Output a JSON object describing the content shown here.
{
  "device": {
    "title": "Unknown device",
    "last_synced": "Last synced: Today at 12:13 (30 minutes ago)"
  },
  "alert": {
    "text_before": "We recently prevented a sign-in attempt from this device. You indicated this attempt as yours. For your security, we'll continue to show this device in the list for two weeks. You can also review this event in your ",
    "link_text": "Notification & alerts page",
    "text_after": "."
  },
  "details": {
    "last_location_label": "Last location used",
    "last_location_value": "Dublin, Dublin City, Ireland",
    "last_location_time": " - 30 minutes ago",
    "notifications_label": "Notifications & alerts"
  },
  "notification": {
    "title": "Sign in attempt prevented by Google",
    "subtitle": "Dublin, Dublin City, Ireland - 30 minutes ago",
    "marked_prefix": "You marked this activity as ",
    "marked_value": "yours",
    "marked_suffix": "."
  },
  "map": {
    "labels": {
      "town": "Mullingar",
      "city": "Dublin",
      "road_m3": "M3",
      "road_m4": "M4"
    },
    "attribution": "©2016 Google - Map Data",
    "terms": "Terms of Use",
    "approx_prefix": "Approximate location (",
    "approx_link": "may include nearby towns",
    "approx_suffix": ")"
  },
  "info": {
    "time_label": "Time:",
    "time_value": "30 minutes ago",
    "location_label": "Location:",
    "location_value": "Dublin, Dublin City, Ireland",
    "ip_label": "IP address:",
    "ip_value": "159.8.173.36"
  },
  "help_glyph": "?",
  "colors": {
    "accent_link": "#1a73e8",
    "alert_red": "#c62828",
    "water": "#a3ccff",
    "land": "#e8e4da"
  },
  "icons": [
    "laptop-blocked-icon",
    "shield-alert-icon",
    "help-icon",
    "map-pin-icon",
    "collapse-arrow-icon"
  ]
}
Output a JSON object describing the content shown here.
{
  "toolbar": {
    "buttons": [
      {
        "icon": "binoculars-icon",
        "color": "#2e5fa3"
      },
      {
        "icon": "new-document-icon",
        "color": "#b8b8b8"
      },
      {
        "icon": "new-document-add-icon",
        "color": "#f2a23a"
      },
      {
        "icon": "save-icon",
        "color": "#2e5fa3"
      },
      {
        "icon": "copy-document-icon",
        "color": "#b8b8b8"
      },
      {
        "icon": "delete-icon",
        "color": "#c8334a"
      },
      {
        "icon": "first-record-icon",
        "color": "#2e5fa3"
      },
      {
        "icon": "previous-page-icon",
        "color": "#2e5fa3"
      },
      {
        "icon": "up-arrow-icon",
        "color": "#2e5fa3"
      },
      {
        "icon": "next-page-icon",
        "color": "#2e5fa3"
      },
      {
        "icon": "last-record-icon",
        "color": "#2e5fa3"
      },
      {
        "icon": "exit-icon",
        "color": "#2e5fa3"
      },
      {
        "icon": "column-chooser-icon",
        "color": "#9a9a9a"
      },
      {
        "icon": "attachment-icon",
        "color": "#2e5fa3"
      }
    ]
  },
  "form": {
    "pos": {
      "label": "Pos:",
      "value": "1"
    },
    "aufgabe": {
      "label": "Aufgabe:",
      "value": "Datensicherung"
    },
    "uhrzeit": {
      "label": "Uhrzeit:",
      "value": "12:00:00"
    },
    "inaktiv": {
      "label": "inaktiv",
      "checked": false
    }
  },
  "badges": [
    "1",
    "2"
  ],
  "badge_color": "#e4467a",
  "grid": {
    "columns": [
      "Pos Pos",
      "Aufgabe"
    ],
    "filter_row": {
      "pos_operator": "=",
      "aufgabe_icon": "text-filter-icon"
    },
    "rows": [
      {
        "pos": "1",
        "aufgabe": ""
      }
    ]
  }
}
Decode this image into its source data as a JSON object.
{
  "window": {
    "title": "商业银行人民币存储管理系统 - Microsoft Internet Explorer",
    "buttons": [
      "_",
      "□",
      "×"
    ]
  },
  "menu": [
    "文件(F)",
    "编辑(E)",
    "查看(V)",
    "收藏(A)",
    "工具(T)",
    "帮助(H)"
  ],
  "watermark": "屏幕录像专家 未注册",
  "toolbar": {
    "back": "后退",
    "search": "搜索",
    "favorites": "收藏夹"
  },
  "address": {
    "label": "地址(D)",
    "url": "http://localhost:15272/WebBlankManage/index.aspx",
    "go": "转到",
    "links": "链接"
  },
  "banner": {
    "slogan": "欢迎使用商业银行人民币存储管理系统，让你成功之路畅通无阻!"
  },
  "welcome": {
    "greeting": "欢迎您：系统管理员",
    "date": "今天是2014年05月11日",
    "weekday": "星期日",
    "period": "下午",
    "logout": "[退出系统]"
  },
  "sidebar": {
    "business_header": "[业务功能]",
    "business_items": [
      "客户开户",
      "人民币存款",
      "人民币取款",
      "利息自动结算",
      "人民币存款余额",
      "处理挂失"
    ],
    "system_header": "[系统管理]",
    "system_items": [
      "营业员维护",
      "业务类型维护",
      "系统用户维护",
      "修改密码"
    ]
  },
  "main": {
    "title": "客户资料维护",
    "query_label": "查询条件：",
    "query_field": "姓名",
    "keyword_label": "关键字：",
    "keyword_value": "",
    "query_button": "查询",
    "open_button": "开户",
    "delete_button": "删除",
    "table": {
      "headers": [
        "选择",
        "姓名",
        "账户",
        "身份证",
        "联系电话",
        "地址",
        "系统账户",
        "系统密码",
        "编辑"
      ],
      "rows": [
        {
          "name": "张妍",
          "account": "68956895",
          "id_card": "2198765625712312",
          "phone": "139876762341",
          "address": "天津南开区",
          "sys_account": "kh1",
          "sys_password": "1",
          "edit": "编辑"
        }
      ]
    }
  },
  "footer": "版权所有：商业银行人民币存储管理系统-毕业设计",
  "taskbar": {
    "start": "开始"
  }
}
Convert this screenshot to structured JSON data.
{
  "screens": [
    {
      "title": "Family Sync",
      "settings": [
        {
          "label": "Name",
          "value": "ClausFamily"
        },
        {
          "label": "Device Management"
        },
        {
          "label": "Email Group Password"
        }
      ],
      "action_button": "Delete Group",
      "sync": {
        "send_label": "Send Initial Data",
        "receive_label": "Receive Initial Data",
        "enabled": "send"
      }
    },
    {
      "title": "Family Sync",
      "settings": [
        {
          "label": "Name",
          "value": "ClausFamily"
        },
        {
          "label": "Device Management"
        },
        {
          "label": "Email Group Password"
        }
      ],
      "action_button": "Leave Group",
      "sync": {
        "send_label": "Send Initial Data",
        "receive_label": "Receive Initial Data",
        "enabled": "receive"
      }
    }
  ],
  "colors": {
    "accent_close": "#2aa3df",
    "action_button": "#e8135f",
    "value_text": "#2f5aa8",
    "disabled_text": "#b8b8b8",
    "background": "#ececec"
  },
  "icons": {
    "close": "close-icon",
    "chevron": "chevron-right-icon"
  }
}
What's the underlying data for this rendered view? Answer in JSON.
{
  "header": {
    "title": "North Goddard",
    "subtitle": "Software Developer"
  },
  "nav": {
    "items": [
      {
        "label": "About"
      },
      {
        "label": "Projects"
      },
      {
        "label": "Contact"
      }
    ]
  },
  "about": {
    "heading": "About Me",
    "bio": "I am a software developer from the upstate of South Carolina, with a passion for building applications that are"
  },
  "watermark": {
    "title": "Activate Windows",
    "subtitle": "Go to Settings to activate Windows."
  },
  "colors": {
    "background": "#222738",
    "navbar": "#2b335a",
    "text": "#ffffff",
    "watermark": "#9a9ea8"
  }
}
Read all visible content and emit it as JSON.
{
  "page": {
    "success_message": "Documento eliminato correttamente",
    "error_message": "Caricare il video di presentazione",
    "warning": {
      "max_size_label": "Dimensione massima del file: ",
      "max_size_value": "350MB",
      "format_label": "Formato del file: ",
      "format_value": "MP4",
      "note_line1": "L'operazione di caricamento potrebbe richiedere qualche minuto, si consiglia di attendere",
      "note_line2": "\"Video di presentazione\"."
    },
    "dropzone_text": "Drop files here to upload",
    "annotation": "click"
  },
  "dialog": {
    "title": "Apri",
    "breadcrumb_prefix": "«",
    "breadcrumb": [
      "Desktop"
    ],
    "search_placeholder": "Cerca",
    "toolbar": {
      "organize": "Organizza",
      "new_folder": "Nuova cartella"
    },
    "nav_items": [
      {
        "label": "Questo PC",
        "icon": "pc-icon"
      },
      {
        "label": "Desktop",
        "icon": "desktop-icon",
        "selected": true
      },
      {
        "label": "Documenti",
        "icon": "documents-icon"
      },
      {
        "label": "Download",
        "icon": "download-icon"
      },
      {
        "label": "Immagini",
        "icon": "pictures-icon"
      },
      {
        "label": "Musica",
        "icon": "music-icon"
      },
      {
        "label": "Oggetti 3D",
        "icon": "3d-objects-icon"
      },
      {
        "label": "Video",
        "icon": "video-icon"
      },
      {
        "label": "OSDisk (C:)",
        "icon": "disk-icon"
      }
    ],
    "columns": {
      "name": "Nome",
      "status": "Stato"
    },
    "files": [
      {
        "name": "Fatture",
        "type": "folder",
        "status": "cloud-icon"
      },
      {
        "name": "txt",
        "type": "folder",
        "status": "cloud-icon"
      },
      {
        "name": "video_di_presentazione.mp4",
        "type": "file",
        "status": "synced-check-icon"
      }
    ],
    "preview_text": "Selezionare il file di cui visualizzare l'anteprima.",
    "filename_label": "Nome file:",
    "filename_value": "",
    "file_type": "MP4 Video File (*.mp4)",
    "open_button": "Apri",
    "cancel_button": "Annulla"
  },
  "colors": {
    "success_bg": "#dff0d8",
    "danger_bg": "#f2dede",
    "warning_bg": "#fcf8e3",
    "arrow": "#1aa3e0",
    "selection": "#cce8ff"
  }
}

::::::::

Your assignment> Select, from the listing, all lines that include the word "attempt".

Response for this exercise>
    "text_before": "We recently prevented a sign-in attempt from this device. You indicated this attempt as yours. For your security, we'll continue to show this device in the list for two weeks. You can also review this event in your ",
    "title": "Sign in attempt prevented by Google",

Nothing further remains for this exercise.